But I recall an incident which punctures my rose-tinted memories.
This is when a relative of mine who was a highly respected teacher practically dragged himself home, through the streets of the township, dirt streaks on his half unbuttoned white shirt, stomach exposed, zip and belt half undone, sopping drunk, incoherent. Cousins were dispatched to help him along. It was a painful sight for me, I was barely 5.
There are moments when adults can behave, in the full glare of the public, in ways that are so immature and so childish that one is just left feeling downright perplexed.
A week ago when I read the latest press statement by the executive of the South African Democratic Teachers Union I had such a feeling of complete disbelief.

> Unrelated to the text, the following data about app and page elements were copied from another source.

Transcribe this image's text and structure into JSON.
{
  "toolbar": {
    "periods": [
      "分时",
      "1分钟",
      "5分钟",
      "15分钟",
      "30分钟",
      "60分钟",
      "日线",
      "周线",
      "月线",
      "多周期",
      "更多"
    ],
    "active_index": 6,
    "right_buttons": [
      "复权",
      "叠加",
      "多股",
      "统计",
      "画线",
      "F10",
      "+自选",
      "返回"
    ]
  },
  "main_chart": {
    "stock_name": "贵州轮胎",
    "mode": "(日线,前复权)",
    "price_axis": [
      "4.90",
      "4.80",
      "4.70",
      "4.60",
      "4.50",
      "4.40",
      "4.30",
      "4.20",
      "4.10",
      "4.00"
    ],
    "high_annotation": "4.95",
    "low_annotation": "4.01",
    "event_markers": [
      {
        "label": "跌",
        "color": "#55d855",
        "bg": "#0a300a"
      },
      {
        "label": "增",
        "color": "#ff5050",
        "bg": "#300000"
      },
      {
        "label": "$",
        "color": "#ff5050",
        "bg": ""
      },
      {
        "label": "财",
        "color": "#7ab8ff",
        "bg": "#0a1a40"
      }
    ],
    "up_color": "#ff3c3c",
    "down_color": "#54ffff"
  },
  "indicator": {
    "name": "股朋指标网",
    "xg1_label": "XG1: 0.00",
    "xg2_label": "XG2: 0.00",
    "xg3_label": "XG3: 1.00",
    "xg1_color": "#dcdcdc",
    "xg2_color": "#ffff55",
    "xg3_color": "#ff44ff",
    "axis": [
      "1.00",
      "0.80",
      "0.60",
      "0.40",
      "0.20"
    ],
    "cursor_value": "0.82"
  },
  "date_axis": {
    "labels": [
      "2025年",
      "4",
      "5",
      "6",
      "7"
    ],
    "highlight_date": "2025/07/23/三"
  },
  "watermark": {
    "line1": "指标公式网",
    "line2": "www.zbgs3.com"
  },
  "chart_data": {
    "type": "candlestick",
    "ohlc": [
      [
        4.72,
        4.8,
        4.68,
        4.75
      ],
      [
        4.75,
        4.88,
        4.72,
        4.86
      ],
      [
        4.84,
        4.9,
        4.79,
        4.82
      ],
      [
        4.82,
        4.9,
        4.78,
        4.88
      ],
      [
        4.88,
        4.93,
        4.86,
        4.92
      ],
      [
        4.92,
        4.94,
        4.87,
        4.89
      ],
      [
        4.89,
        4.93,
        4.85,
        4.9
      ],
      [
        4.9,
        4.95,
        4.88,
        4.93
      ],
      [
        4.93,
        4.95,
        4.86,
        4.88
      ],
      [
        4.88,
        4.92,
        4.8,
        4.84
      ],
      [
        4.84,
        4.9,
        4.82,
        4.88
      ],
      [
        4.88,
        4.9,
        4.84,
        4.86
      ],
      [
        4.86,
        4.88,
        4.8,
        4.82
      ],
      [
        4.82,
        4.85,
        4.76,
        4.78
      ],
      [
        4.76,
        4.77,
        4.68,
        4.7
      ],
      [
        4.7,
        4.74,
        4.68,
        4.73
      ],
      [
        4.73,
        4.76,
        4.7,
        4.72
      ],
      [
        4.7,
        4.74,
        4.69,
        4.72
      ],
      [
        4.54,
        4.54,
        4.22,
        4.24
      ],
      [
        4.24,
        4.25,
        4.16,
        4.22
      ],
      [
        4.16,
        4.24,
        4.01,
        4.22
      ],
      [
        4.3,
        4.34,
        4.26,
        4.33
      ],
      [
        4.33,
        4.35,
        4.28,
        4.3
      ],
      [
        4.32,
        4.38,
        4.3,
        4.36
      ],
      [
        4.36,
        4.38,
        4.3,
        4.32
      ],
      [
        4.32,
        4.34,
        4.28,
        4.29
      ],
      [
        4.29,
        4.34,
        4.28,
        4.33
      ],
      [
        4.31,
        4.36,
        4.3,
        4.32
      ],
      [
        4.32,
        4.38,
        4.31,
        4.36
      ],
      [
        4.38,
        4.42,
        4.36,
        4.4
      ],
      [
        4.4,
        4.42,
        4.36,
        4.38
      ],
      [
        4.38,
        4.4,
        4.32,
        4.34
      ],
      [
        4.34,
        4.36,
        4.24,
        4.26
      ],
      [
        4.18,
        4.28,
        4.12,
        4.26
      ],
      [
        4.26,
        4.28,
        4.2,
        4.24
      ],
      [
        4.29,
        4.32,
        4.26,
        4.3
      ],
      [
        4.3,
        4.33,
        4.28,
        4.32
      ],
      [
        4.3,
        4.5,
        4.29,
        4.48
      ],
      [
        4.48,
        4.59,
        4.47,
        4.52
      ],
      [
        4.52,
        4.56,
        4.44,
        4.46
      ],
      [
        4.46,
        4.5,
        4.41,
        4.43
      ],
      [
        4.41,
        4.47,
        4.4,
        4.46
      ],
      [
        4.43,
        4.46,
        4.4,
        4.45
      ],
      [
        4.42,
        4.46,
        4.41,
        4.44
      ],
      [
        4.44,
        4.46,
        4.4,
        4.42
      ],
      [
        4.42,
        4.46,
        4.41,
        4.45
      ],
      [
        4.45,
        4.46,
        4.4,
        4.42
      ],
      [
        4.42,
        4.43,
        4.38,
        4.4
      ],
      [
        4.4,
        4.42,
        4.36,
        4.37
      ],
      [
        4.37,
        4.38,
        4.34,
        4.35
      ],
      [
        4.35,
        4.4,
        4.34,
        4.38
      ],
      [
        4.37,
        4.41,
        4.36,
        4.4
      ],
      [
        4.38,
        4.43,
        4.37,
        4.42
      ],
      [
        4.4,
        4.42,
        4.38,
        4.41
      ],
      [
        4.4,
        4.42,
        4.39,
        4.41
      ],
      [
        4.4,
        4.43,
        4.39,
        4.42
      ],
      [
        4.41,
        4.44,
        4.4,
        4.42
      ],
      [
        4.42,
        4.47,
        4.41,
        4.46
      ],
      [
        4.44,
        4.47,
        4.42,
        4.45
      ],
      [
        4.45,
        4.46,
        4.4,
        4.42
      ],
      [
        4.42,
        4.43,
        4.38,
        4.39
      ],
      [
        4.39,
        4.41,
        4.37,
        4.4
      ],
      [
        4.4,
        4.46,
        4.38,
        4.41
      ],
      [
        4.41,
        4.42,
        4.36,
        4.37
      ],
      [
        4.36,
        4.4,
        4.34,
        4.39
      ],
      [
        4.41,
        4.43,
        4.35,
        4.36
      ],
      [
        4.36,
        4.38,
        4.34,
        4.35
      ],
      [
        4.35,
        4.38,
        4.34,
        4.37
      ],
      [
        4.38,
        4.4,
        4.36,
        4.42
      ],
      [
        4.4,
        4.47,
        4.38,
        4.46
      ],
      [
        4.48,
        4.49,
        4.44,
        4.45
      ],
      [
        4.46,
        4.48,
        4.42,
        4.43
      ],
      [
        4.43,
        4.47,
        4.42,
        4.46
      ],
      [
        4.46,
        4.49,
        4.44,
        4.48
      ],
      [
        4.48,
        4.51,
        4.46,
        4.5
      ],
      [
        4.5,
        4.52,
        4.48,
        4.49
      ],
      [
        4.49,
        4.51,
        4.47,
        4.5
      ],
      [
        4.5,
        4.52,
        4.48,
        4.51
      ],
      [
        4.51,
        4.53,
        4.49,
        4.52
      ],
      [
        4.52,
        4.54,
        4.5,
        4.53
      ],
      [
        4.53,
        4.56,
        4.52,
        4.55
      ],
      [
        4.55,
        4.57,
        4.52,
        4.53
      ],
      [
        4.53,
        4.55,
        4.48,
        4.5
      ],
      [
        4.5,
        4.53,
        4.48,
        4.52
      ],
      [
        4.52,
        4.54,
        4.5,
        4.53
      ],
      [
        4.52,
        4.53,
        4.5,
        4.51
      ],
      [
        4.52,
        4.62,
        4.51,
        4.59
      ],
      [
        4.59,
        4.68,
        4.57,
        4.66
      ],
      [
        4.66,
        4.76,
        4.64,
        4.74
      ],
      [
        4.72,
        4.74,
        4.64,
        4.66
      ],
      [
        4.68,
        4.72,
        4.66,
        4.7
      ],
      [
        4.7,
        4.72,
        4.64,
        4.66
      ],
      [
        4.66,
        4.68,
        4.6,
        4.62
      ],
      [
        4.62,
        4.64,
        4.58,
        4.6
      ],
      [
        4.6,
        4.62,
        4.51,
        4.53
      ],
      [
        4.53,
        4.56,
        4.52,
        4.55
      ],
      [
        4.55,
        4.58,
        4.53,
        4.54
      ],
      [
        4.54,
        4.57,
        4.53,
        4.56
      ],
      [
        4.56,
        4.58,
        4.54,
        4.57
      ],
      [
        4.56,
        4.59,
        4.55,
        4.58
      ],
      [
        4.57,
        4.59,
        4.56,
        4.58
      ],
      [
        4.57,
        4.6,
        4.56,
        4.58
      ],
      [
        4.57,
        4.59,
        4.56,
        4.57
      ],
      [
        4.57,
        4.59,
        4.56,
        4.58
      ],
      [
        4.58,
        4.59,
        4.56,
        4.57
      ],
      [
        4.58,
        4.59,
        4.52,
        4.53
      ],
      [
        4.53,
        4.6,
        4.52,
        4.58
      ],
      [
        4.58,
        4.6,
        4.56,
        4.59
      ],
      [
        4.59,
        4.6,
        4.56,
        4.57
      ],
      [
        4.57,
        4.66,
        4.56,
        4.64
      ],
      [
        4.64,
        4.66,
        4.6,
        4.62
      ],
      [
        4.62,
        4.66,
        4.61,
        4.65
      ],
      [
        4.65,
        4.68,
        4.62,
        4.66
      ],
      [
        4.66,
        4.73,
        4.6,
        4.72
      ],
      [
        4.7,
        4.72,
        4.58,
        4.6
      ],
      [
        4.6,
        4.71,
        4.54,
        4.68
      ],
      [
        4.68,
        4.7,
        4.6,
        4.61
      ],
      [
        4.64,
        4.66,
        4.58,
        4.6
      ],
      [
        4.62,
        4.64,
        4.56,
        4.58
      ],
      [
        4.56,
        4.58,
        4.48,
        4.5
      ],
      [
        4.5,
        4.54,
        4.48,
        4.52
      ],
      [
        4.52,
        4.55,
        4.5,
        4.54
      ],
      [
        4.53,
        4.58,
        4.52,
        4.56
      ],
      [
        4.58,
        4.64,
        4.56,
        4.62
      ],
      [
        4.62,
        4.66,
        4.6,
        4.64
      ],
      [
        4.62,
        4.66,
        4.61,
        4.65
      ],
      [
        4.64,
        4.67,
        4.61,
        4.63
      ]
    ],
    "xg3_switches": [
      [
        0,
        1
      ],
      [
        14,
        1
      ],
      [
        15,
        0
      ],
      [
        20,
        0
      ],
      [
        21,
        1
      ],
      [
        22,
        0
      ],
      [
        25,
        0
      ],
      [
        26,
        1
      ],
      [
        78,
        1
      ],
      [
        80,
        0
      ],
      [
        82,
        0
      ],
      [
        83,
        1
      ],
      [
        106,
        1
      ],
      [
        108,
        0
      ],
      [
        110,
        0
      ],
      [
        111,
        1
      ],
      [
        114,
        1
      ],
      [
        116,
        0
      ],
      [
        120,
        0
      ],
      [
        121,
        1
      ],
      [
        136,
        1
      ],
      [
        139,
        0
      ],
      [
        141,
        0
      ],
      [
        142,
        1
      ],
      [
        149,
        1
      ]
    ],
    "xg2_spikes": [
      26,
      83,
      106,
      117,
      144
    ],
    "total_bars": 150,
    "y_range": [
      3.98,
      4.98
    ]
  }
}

As Zibi points out, the press statement, criticises Minister Motshekga for making public utterances that hinted at non-procedural dismissal of then Eastern Cape Education HOD Modidima Mannya.
Hawu. Hayibo. Kanti? Imani. Wait. A. Minute. No. Let’s wait two minutes, and reflect.
This is the SADTU that crippled Eastern Cape education for three weeks in 2012 to have Mannya unprocedurally fired.
On the ground, communities were scrambling to organise tutorials for panicked children. I was one of those people who got lots of phone calls from parents “Nomalanga, khawuncede, Nomalanga, abantwana, please”.
In my town of Grahamstown, SADTU officials went from meeting to meeting to explain to angry parents about why Mannya must go. At one meeting, tribalism even emerged as one union official said “He is not even one of us, he is from another ethnic group outside this province”.
Hawu. Ngavele ngaphelelwa amazwi. I was lost for words.
But let’s accept that was the ignorance of one person and not the culture of SADTU nationally. The parents at the meeting dismissed this tribalist sentiment immediately.
Those three weeks of the go-slow were some of the toughest three weeks for Eastern Cape education.
As citizen’s we got together and issued this letter to the local newspapers – in our anger and concern for the children – https://imfundo.files.wordpress.com/2012/02/letter.jpg
We were so angry we could not even bring ourselves to write the letter in English.
We needed to be clearly and properly understood.
Fast forward to March 2013. It is as if SADTU never had a role in the Mannya debacle. It is as if a debilitating go-slow never happened.
Do they take us for fools?
Perhaps, they do!
Or perhaps it may be worse, they are indifferent to pain they cause because they have become so stuck in their bad habits, so unable to reflect on their collective behaviour as seniors and elders.
Just like my drunk relative, rolling down the streets of the township, dignity all gone, family shame exposed.